People often don't make decisions based on logic

2021.07.23 | 274 words |


An FB post against vaccinations:

“If it worked and was safe, you wouldn’t need torun huge ad campaigns, mandate it, or offer incentives.”

“If it worked and was safe, you wouldn’t need to block, censor, and threaten those who question it.”

I don’t always respond to FB posts but this one was triggering because it seemed like a core philosophical fallacy.


Unfortunately I think there are a lot of things that are good preventive measures (work) and are safe but still require constant enforcement, regulations, and incentives for people to actually do them - and still people don’t do them.

  • Wear a seat belt - enforced by law, signs all over highways and roadways
  • Contraception - Taught about in many schools, given away for free by many organizations
  • Don’t drink and drive - enforced by law, signs on highways and sporting events
  • Basic driving laws (stopping at red lights, driving on the right side of the road, driving the speed limit, etc) - enforced by law, regulated via drivers licenses, etc
  • Eating and exercising healthily - Taught in schools, multiple articles published each week on the subject, almost every municipality has organizations and programs supporting this

For whatever reason I think many people refuse to make / change their mind even when faced with overwhelming evidence one way or another. Getting them to change their behaviors is even harder. I tend to think it says more about the individual who disregards the measure than it does about the efficacy of the measure itself.

An extreme but rather poignant example of holding onto beliefs and behaviors despite overwhelming evidence to the contrary:


About the Ham

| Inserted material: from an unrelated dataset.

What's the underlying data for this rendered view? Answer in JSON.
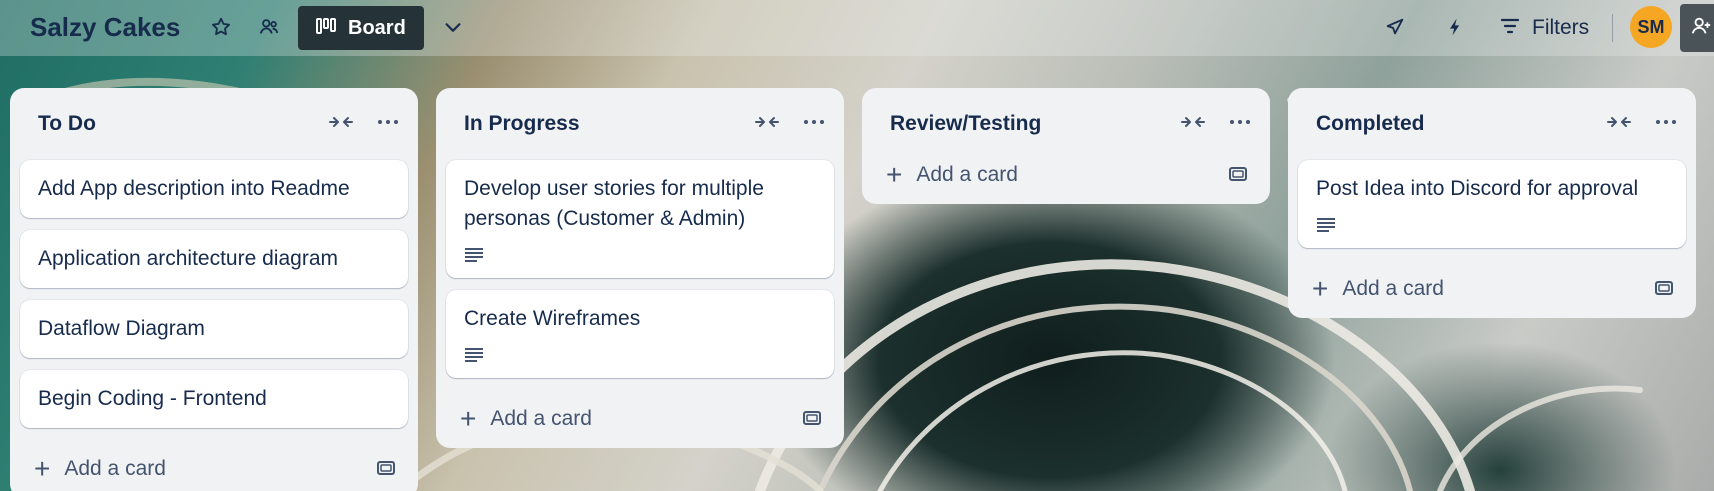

Hi I'm Hamilton - I built this! If you want more content like this subscribe to my email list, connect with me around the web, or take a look at some of my other projects.

comments powered by Disqus